→ **INSTRUCTIONS FOR THE TASK**: Print the data that follows, exactly and completely.

→ **SUPPLIED DATA**:
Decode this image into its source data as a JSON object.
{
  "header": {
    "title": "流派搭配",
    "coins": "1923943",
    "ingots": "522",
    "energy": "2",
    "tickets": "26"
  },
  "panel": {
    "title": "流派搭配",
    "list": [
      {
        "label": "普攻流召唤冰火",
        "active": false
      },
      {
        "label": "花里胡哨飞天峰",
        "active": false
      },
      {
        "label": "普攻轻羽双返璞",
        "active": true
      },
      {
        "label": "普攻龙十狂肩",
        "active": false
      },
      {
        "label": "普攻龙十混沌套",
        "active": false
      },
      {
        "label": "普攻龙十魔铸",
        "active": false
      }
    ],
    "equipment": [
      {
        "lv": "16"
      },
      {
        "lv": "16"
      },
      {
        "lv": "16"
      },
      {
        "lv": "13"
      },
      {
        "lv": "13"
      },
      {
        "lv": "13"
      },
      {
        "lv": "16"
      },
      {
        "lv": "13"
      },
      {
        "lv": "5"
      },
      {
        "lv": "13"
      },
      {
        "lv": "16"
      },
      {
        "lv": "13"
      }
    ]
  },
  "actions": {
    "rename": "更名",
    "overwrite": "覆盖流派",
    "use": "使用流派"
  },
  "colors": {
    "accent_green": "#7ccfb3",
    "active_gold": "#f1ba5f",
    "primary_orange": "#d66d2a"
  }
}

→ **REPLY TO THE TASK**:
Decode this image into its source data as a JSON object.
{
  "header": {
    "title": "流派搭配",
    "coins": "1923943",
    "ingots": "522",
    "energy": "2",
    "tickets": "26"
  },
  "panel": {
    "title": "流派搭配",
    "list": [
      {
        "label": "普攻流召唤冰火",
        "active": false
      },
      {
        "label": "花里胡哨飞天峰",
        "active": false
      },
      {
        "label": "普攻轻羽双返璞",
        "active": true
      },
      {
        "label": "普攻龙十狂肩",
        "active": false
      },
      {
        "label": "普攻龙十混沌套",
        "active": false
      },
      {
        "label": "普攻龙十魔铸",
        "active": false
      }
    ],
    "equipment": [
      {
        "lv": "16"
      },
      {
        "lv": "16"
      },
      {
        "lv": "16"
      },
      {
        "lv": "13"
      },
      {
        "lv": "13"
      },
      {
        "lv": "13"
      },
      {
        "lv": "16"
      },
      {
        "lv": "13"
      },
      {
        "lv": "5"
      },
      {
        "lv": "13"
      },
      {
        "lv": "16"
      },
      {
        "lv": "13"
      }
    ]
  },
  "actions": {
    "rename": "更名",
    "overwrite": "覆盖流派",
    "use": "使用流派"
  },
  "colors": {
    "accent_green": "#7ccfb3",
    "active_gold": "#f1ba5f",
    "primary_orange": "#d66d2a"
  }
}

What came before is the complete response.